Requirement:
With the pictures left out, write every entry down exactly.

Input for this task:
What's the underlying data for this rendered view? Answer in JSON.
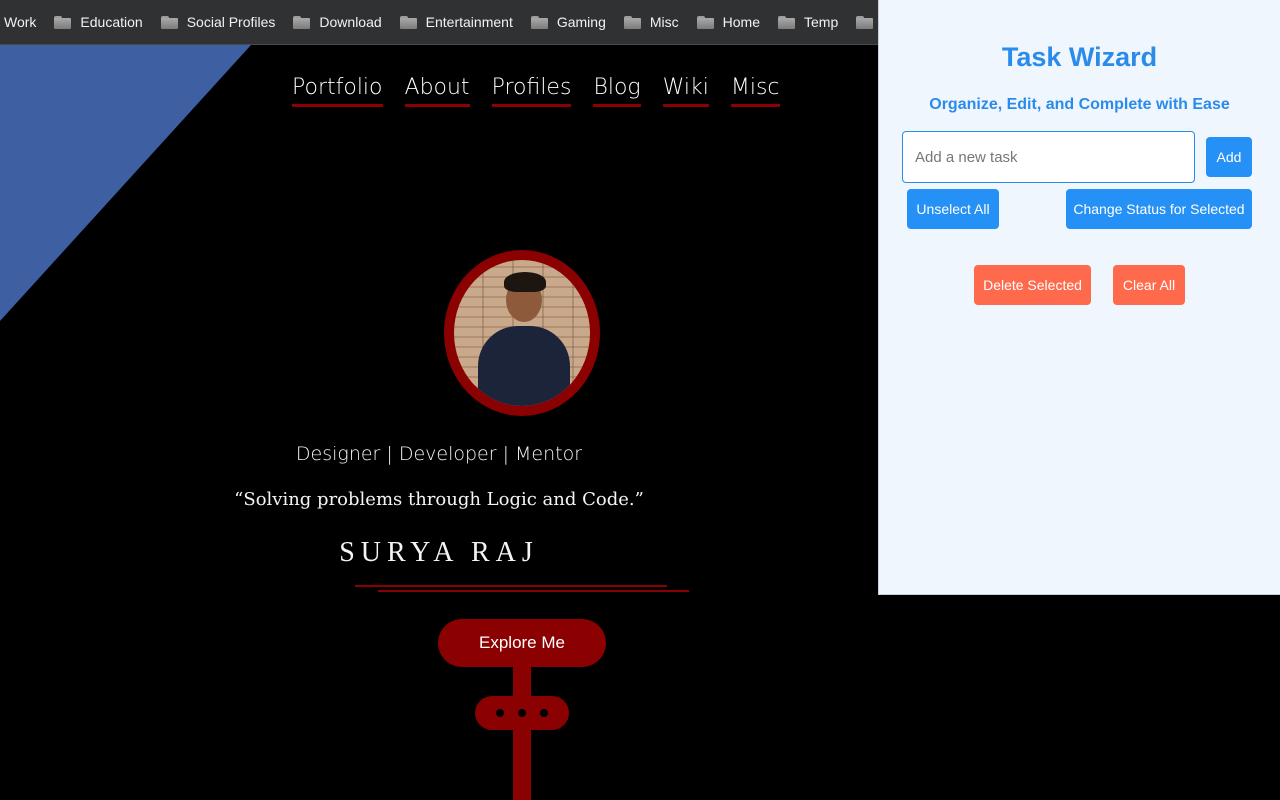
{
  "bookmarks": [
    {
      "label": "Work",
      "icon": "folder-icon",
      "has_icon": false
    },
    {
      "label": "Education",
      "icon": "folder-icon",
      "has_icon": true
    },
    {
      "label": "Social Profiles",
      "icon": "folder-icon",
      "has_icon": true
    },
    {
      "label": "Download",
      "icon": "folder-icon",
      "has_icon": true
    },
    {
      "label": "Entertainment",
      "icon": "folder-icon",
      "has_icon": true
    },
    {
      "label": "Gaming",
      "icon": "folder-icon",
      "has_icon": true
    },
    {
      "label": "Misc",
      "icon": "folder-icon",
      "has_icon": true
    },
    {
      "label": "Home",
      "icon": "folder-icon",
      "has_icon": true
    },
    {
      "label": "Temp",
      "icon": "folder-icon",
      "has_icon": true
    }
  ],
  "site": {
    "nav": [
      "Portfolio",
      "About",
      "Profiles",
      "Blog",
      "Wiki",
      "Misc"
    ],
    "tagline": "Designer | Developer | Mentor",
    "quote": "“Solving problems through Logic and Code.”",
    "name": "SURYA RAJ",
    "cta": "Explore Me",
    "colors": {
      "accent": "#8b0000",
      "diagonal": "#3f5fa3",
      "background": "#000000"
    }
  },
  "popup": {
    "title": "Task Wizard",
    "subtitle": "Organize, Edit, and Complete with Ease",
    "input_placeholder": "Add a new task",
    "input_value": "",
    "add_label": "Add",
    "unselect_label": "Unselect All",
    "change_status_label": "Change Status for Selected",
    "delete_label": "Delete Selected",
    "clear_label": "Clear All",
    "colors": {
      "primary": "#2590f5",
      "danger": "#ff6a4d",
      "background": "#f0f6fe"
    }
  }
}
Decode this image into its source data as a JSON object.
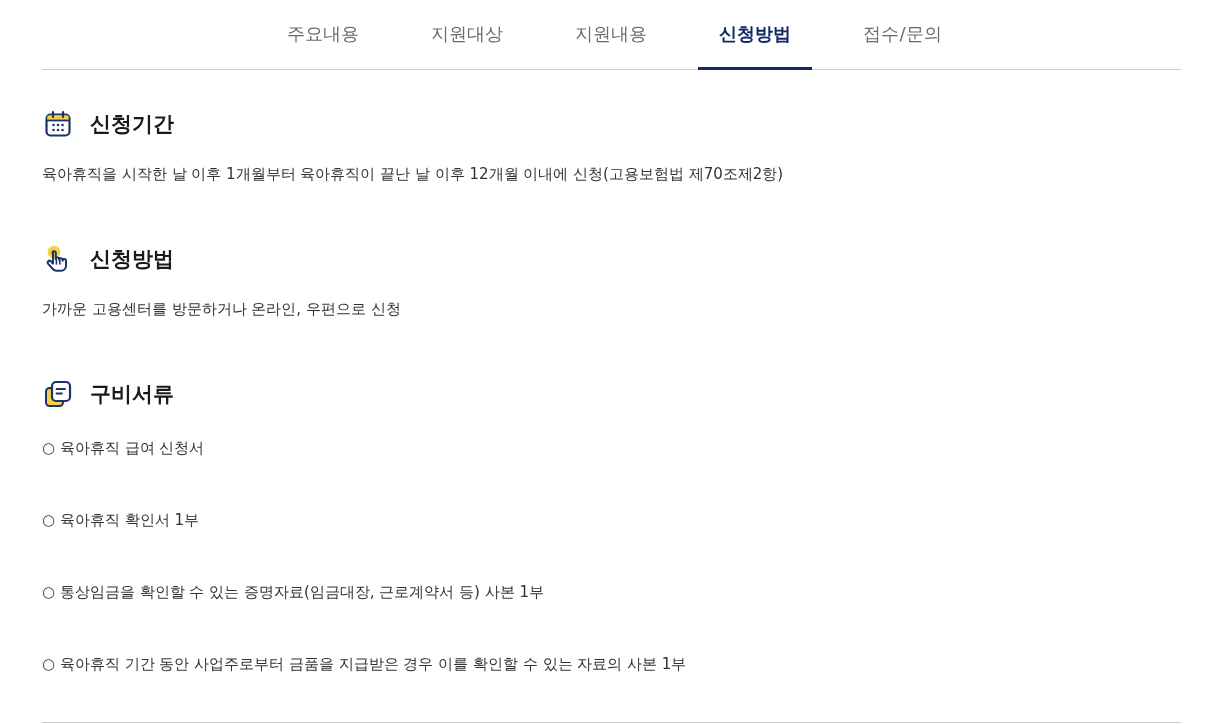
{
  "tabs": [
    {
      "label": "주요내용",
      "selected": false
    },
    {
      "label": "지원대상",
      "selected": false
    },
    {
      "label": "지원내용",
      "selected": false
    },
    {
      "label": "신청방법",
      "selected": true
    },
    {
      "label": "접수/문의",
      "selected": false
    }
  ],
  "application_period": {
    "title": "신청기간",
    "text": "육아휴직을 시작한 날 이후 1개월부터 육아휴직이 끝난 날 이후 12개월 이내에 신청(고용보험법 제70조제2항)"
  },
  "application_method": {
    "title": "신청방법",
    "text": "가까운 고용센터를 방문하거나 온라인, 우편으로 신청"
  },
  "required_documents": {
    "title": "구비서류",
    "items": [
      "○ 육아휴직 급여 신청서",
      "○ 육아휴직 확인서 1부",
      "○ 통상임금을 확인할 수 있는 증명자료(임금대장, 근로계약서 등) 사본 1부",
      "○ 육아휴직 기간 동안 사업주로부터 금품을 지급받은 경우 이를 확인할 수 있는 자료의 사본 1부"
    ]
  }
}
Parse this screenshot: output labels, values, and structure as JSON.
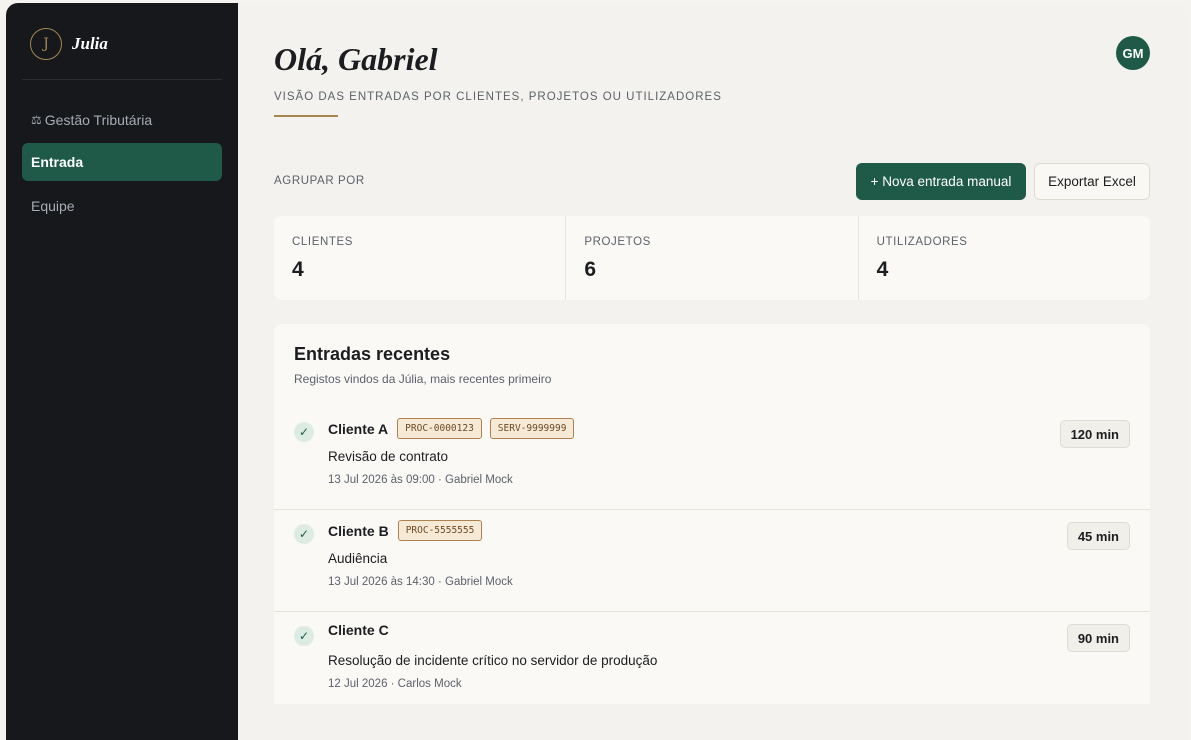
{
  "brand": {
    "logo_letter": "J",
    "name": "Julia"
  },
  "sidebar": {
    "items": [
      {
        "label": "Gestão Tributária",
        "icon": "scale-icon",
        "icon_glyph": "⚖",
        "active": false
      },
      {
        "label": "Entrada",
        "active": true
      },
      {
        "label": "Equipe",
        "active": false
      }
    ]
  },
  "header": {
    "greeting": "Olá, Gabriel",
    "subtitle": "Visão das entradas por clientes, projetos ou utilizadores",
    "avatar_initials": "GM"
  },
  "toolbar": {
    "group_label": "Agrupar por",
    "new_entry_label": "+ Nova entrada manual",
    "export_label": "Exportar Excel"
  },
  "stats": [
    {
      "label": "Clientes",
      "value": "4"
    },
    {
      "label": "Projetos",
      "value": "6"
    },
    {
      "label": "Utilizadores",
      "value": "4"
    }
  ],
  "recent": {
    "title": "Entradas recentes",
    "subtitle": "Registos vindos da Júlia, mais recentes primeiro",
    "entries": [
      {
        "client": "Cliente A",
        "tags": [
          "PROC-0000123",
          "SERV-9999999"
        ],
        "description": "Revisão de contrato",
        "meta": "13 Jul 2026 às 09:00 · Gabriel Mock",
        "duration": "120 min"
      },
      {
        "client": "Cliente B",
        "tags": [
          "PROC-5555555"
        ],
        "description": "Audiência",
        "meta": "13 Jul 2026 às 14:30 · Gabriel Mock",
        "duration": "45 min"
      },
      {
        "client": "Cliente C",
        "tags": [],
        "description": "Resolução de incidente crítico no servidor de produção",
        "meta": "12 Jul 2026 · Carlos Mock",
        "duration": "90 min"
      }
    ]
  },
  "colors": {
    "sidebar_bg": "#16181c",
    "accent_green": "#1e5a47",
    "accent_gold": "#a68650",
    "page_bg": "#f3f2ee",
    "card_bg": "#faf9f6"
  }
}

Answer to this task:
What's the underlying data for this rendered view? Answer in JSON.
{
  "bookmarks": [
    {
      "label": "Work",
      "icon": "folder-icon",
      "has_icon": false
    },
    {
      "label": "Education",
      "icon": "folder-icon",
      "has_icon": true
    },
    {
      "label": "Social Profiles",
      "icon": "folder-icon",
      "has_icon": true
    },
    {
      "label": "Download",
      "icon": "folder-icon",
      "has_icon": true
    },
    {
      "label": "Entertainment",
      "icon": "folder-icon",
      "has_icon": true
    },
    {
      "label": "Gaming",
      "icon": "folder-icon",
      "has_icon": true
    },
    {
      "label": "Misc",
      "icon": "folder-icon",
      "has_icon": true
    },
    {
      "label": "Home",
      "icon": "folder-icon",
      "has_icon": true
    },
    {
      "label": "Temp",
      "icon": "folder-icon",
      "has_icon": true
    }
  ],
  "site": {
    "nav": [
      "Portfolio",
      "About",
      "Profiles",
      "Blog",
      "Wiki",
      "Misc"
    ],
    "tagline": "Designer | Developer | Mentor",
    "quote": "“Solving problems through Logic and Code.”",
    "name": "SURYA RAJ",
    "cta": "Explore Me",
    "colors": {
      "accent": "#8b0000",
      "diagonal": "#3f5fa3",
      "background": "#000000"
    }
  },
  "popup": {
    "title": "Task Wizard",
    "subtitle": "Organize, Edit, and Complete with Ease",
    "input_placeholder": "Add a new task",
    "input_value": "",
    "add_label": "Add",
    "unselect_label": "Unselect All",
    "change_status_label": "Change Status for Selected",
    "delete_label": "Delete Selected",
    "clear_label": "Clear All",
    "colors": {
      "primary": "#2590f5",
      "danger": "#ff6a4d",
      "background": "#f0f6fe"
    }
  }
}
Decode this image into its source data as a JSON object.
{
  "tabs": [
    {
      "label": "주요내용",
      "selected": false
    },
    {
      "label": "지원대상",
      "selected": false
    },
    {
      "label": "지원내용",
      "selected": false
    },
    {
      "label": "신청방법",
      "selected": true
    },
    {
      "label": "접수/문의",
      "selected": false
    }
  ],
  "application_period": {
    "title": "신청기간",
    "text": "육아휴직을 시작한 날 이후 1개월부터 육아휴직이 끝난 날 이후 12개월 이내에 신청(고용보험법 제70조제2항)"
  },
  "application_method": {
    "title": "신청방법",
    "text": "가까운 고용센터를 방문하거나 온라인, 우편으로 신청"
  },
  "required_documents": {
    "title": "구비서류",
    "items": [
      "○ 육아휴직 급여 신청서",
      "○ 육아휴직 확인서 1부",
      "○ 통상임금을 확인할 수 있는 증명자료(임금대장, 근로계약서 등) 사본 1부",
      "○ 육아휴직 기간 동안 사업주로부터 금품을 지급받은 경우 이를 확인할 수 있는 자료의 사본 1부"
    ]
  }
}
Parse this screenshot: output labels, values, and structure as JSON.
{
  "brand": {
    "logo_letter": "J",
    "name": "Julia"
  },
  "sidebar": {
    "items": [
      {
        "label": "Gestão Tributária",
        "icon": "scale-icon",
        "icon_glyph": "⚖",
        "active": false
      },
      {
        "label": "Entrada",
        "active": true
      },
      {
        "label": "Equipe",
        "active": false
      }
    ]
  },
  "header": {
    "greeting": "Olá, Gabriel",
    "subtitle": "Visão das entradas por clientes, projetos ou utilizadores",
    "avatar_initials": "GM"
  },
  "toolbar": {
    "group_label": "Agrupar por",
    "new_entry_label": "+ Nova entrada manual",
    "export_label": "Exportar Excel"
  },
  "stats": [
    {
      "label": "Clientes",
      "value": "4"
    },
    {
      "label": "Projetos",
      "value": "6"
    },
    {
      "label": "Utilizadores",
      "value": "4"
    }
  ],
  "recent": {
    "title": "Entradas recentes",
    "subtitle": "Registos vindos da Júlia, mais recentes primeiro",
    "entries": [
      {
        "client": "Cliente A",
        "tags": [
          "PROC-0000123",
          "SERV-9999999"
        ],
        "description": "Revisão de contrato",
        "meta": "13 Jul 2026 às 09:00 · Gabriel Mock",
        "duration": "120 min"
      },
      {
        "client": "Cliente B",
        "tags": [
          "PROC-5555555"
        ],
        "description": "Audiência",
        "meta": "13 Jul 2026 às 14:30 · Gabriel Mock",
        "duration": "45 min"
      },
      {
        "client": "Cliente C",
        "tags": [],
        "description": "Resolução de incidente crítico no servidor de produção",
        "meta": "12 Jul 2026 · Carlos Mock",
        "duration": "90 min"
      }
    ]
  },
  "colors": {
    "sidebar_bg": "#16181c",
    "accent_green": "#1e5a47",
    "accent_gold": "#a68650",
    "page_bg": "#f3f2ee",
    "card_bg": "#faf9f6"
  }
}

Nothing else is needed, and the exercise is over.